Monday, February 12, 2018

My TEDx Talk II

Continuing the transcript of my TED talk on "Farmers Market as a Business Incubator".

Fuels Rapid Growth

The Rochester Market has grown from $800K in 2008 to over $2M in 2018. This is over 20% per year. This rapid growth is a testamoney to the diversity and inclusiveness of the Rochester market environment. Both vendors and shoppers are diverse and multi-ethinic. This drives demand for produce and meats that are also multi-ethnic and diverse. Growth occurs on many dimensions and can be both organic (increased sales for existing vendors) and acquisitional (new vendors and new products are added).

The Revenue Stays in the Community

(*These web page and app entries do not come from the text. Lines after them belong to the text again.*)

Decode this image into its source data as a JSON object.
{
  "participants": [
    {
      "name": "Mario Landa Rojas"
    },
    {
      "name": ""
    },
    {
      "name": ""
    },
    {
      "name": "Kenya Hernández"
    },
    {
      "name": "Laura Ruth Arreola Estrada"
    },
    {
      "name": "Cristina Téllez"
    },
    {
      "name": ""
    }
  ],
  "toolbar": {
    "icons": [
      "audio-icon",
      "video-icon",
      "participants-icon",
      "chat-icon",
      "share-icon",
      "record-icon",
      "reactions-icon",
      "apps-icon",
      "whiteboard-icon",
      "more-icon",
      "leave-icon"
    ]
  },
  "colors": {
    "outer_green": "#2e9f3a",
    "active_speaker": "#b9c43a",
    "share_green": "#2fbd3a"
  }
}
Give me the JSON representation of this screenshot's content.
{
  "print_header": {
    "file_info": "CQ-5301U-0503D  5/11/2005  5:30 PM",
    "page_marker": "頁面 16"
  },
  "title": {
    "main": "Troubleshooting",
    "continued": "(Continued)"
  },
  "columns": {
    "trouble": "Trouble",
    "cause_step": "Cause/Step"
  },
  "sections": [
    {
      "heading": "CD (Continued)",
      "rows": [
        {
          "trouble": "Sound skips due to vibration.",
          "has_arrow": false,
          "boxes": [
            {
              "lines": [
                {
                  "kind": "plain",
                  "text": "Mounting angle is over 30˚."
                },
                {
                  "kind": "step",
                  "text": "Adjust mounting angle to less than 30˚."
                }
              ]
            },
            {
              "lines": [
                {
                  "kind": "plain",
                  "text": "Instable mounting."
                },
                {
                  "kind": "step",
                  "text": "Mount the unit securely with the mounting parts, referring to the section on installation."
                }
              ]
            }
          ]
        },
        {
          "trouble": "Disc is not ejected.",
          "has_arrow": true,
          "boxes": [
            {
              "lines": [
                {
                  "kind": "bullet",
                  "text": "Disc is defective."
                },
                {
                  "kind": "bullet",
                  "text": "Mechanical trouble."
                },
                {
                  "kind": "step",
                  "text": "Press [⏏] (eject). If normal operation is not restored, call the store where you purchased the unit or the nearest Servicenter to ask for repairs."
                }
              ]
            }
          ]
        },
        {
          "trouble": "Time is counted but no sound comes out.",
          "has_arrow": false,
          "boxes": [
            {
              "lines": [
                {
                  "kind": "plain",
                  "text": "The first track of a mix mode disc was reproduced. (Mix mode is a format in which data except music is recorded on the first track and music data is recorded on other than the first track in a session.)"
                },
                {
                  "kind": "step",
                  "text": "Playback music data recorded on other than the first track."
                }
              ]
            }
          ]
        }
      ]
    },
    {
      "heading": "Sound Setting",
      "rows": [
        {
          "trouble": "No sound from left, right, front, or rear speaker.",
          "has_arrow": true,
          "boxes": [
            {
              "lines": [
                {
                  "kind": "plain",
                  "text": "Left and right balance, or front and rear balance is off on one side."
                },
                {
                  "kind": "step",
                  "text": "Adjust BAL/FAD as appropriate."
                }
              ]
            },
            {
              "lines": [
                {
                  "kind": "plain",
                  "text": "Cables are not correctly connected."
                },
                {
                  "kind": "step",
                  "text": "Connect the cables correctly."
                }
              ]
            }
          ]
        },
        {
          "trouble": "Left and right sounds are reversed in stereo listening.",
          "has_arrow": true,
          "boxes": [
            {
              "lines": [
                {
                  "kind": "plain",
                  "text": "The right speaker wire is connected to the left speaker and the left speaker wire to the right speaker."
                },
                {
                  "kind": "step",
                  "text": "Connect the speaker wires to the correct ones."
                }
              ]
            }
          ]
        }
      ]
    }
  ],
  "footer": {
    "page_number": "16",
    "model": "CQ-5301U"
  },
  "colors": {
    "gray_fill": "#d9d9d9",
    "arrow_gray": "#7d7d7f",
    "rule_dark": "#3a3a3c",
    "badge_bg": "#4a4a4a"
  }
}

Studies have shown that for every dollar spent at a farmers market, another $3 is spent in the surrounding community. So if farmers market revenue is $2M then another $6M is spent in other businesses and restaurants to power the local Rochester economy.

Buying local keeps dollars circulating closer to home. For every dollar spent at a local business over 45 cents is reinvested locally, for dollars spent at a farmers market it is much higher than that and may approach 90 cents for every dollar. We do most of our shopping at the market and with local business. For every dollar spent at the big box chain store, only 15 cents gets reinvested locally.

Willing to Be Weird – No Fear Only Wonder

A world view of principled non-conformity is essential to advancing the leading edge of any field. Taking the step into direct marketing to the consumer at a farmers market is the leading edge of marketing for many farmers.

Unless you are willing to be weird you will never leave the boundaries of the tribe. The market as a small business incubator helps farmers leave the tribe.

Here are my 10 principles for being weird, whether you are a farmer or not.

  1. Take the Road Less Traveled. If everyone is doing it, you aren't on the path to being weird.
  2. Read everything you can get your hands on and then read some more. Read broad and deep. Reading can jump start your agricultural endeavors and marketing by decades. 
  3. Serendipity with your eyes wide open. There isn't time in one lifetime to learn everything by trial and error. But when the unexpected happens. Be ready to take note. 
  4. Always ask why? Sometimes I take a mental note of something weird that happened whether it be at the farmers market or in the field, and I don't find out for years the reason. The information is out there if I am patient and persistent. 
  5. Look where everyone else isn't looking. Some of the best ideas for farming are found outside the traditional farming community. Things like leadership. Customer service. Value adding products. Manufacturing to learn about efficiency. Social media. Computer technologies.
  6. Learn from our grand parents. We hear technology is moving at a blinding pace and it is. But in agriculture, we have forgotten more in the last 100 years than we have learned. I am coming to believe that is true in areas like food preparation and preservation as well. Our teenagers know more about cooking, canning and cilantro than the average 30 year old husband or wife. These skills are in great demand in the "farmers market place".
  7. Learn from the ancients. Solomon said there is nothing new under the sun. History can teach us much, but we can even looked beyond written history to the sound and sustainable practices of the ancients peoples. I'm not talking about some mystical mumbo jumbo, but looking at how they built, no literally engineered, soils under difficult circumstances to build empires using soil biology and naturally selected plant genetics. We have serious problems with the sustainability of modern agricultural practices, but there are powerful answers and very achievable solutions if we know where to look for them.
  8. Look!!! Look for trends. Look for the unusual. Look for the difficult. Leave the path. Really see things around you. (Know that learn, listen and look are sisters.)
  9. Find the hidden value. When agriculture is going left, you go right. When everyone else is getting big, become small (or at least think small).
  10. Try something different every season. Maybe several things.
Foster Entreprenuership

Farmers are already strongly independent and entreprenuerial. Farming just attracts that type of personality. But the average row crop or livestock farmer also conforms to some cultural norms, which we won't go into here. But the farmers market vendor is really “out of the box” compared to the average family farm. They are at the market because:
  1. they want face time with their customers,
  2. they want to be different,
  3. they want to innovate
  4. they want to make a difference.
They are there for the why (fresh, clean, local, organic) of what they do as much as the what (growing and selling vegetables or meats)

In our next article we will look at the following attributes of the Farmer's Market at a small business incubator:

  1. Passion
  2. Marketing - The Ambivert Advantage
  3. Innovation
    1. Rapid Deployment of Ideas
    2. The Hocky Stick Effect in Learning.
    3. Don't mark my paper, help me get an A.

No comments:

Post a Comment